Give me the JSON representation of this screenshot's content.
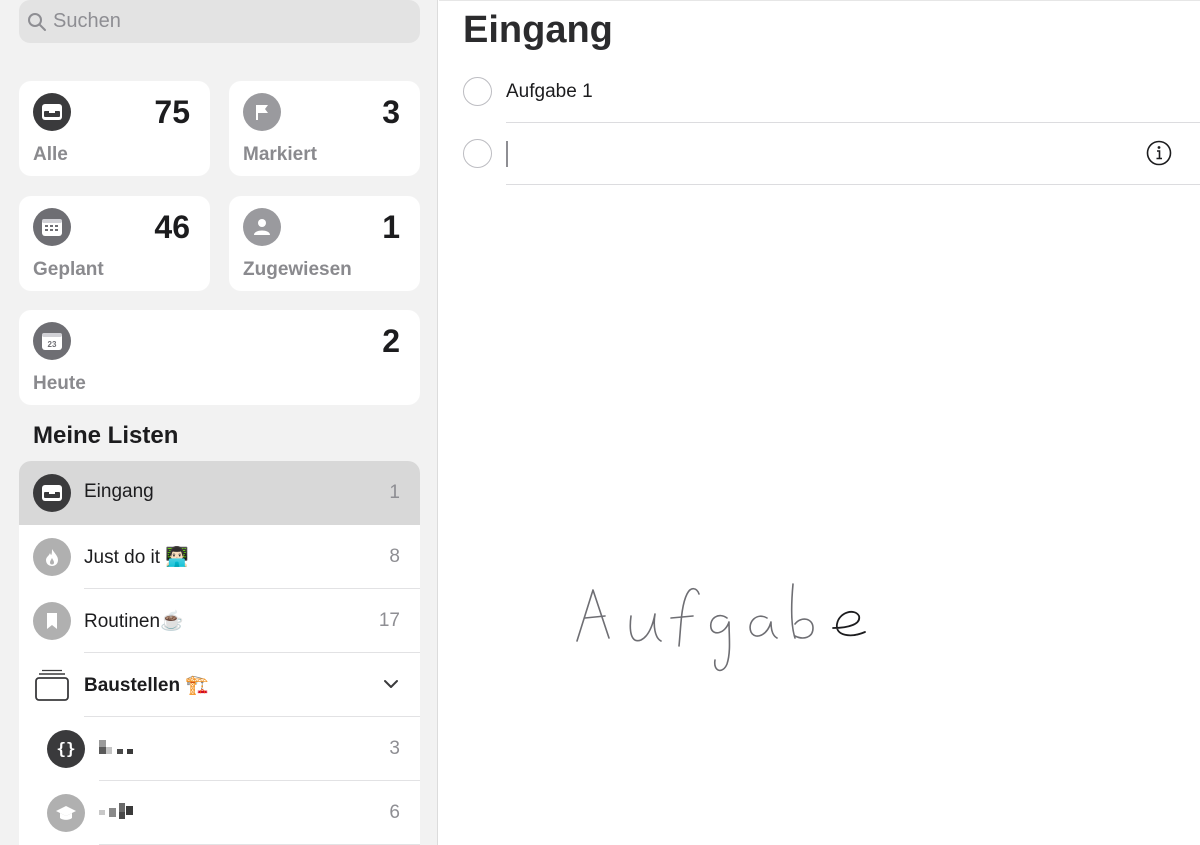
{
  "search": {
    "placeholder": "Suchen"
  },
  "smart_lists": {
    "all": {
      "label": "Alle",
      "count": "75"
    },
    "flagged": {
      "label": "Markiert",
      "count": "3"
    },
    "scheduled": {
      "label": "Geplant",
      "count": "46"
    },
    "assigned": {
      "label": "Zugewiesen",
      "count": "1"
    },
    "today": {
      "label": "Heute",
      "count": "2",
      "icon_day": "23"
    }
  },
  "my_lists": {
    "title": "Meine Listen",
    "items": [
      {
        "name": "Eingang",
        "count": "1",
        "icon": "inbox-icon",
        "selected": true
      },
      {
        "name": "Just do it 👨🏻‍💻",
        "count": "8",
        "icon": "flame-icon"
      },
      {
        "name": "Routinen☕️",
        "count": "17",
        "icon": "bookmark-icon"
      },
      {
        "name": "Baustellen 🏗️",
        "icon": "stack-icon",
        "group": true
      },
      {
        "name": "",
        "count": "3",
        "icon": "braces-icon",
        "redacted": true
      },
      {
        "name": "",
        "count": "6",
        "icon": "graduation-cap-icon",
        "redacted": true
      }
    ]
  },
  "main": {
    "title": "Eingang",
    "tasks": [
      {
        "text": "Aufgabe 1"
      }
    ],
    "handwriting_text": "Aufgabe"
  },
  "colors": {
    "sidebar_bg": "#f2f2f2",
    "card_bg": "#ffffff",
    "selected_row": "#d8d8d8",
    "icon_dark": "#3a3a3c",
    "icon_gray": "#8e8e93",
    "icon_light": "#b0b0b0"
  }
}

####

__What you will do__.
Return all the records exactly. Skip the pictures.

__Answer for the task__.
Give me the JSON representation of this screenshot's content.
{
  "search": {
    "placeholder": "Suchen"
  },
  "smart_lists": {
    "all": {
      "label": "Alle",
      "count": "75"
    },
    "flagged": {
      "label": "Markiert",
      "count": "3"
    },
    "scheduled": {
      "label": "Geplant",
      "count": "46"
    },
    "assigned": {
      "label": "Zugewiesen",
      "count": "1"
    },
    "today": {
      "label": "Heute",
      "count": "2",
      "icon_day": "23"
    }
  },
  "my_lists": {
    "title": "Meine Listen",
    "items": [
      {
        "name": "Eingang",
        "count": "1",
        "icon": "inbox-icon",
        "selected": true
      },
      {
        "name": "Just do it 👨🏻‍💻",
        "count": "8",
        "icon": "flame-icon"
      },
      {
        "name": "Routinen☕️",
        "count": "17",
        "icon": "bookmark-icon"
      },
      {
        "name": "Baustellen 🏗️",
        "icon": "stack-icon",
        "group": true
      },
      {
        "name": "",
        "count": "3",
        "icon": "braces-icon",
        "redacted": true
      },
      {
        "name": "",
        "count": "6",
        "icon": "graduation-cap-icon",
        "redacted": true
      }
    ]
  },
  "main": {
    "title": "Eingang",
    "tasks": [
      {
        "text": "Aufgabe 1"
      }
    ],
    "handwriting_text": "Aufgabe"
  },
  "colors": {
    "sidebar_bg": "#f2f2f2",
    "card_bg": "#ffffff",
    "selected_row": "#d8d8d8",
    "icon_dark": "#3a3a3c",
    "icon_gray": "#8e8e93",
    "icon_light": "#b0b0b0"
  }
}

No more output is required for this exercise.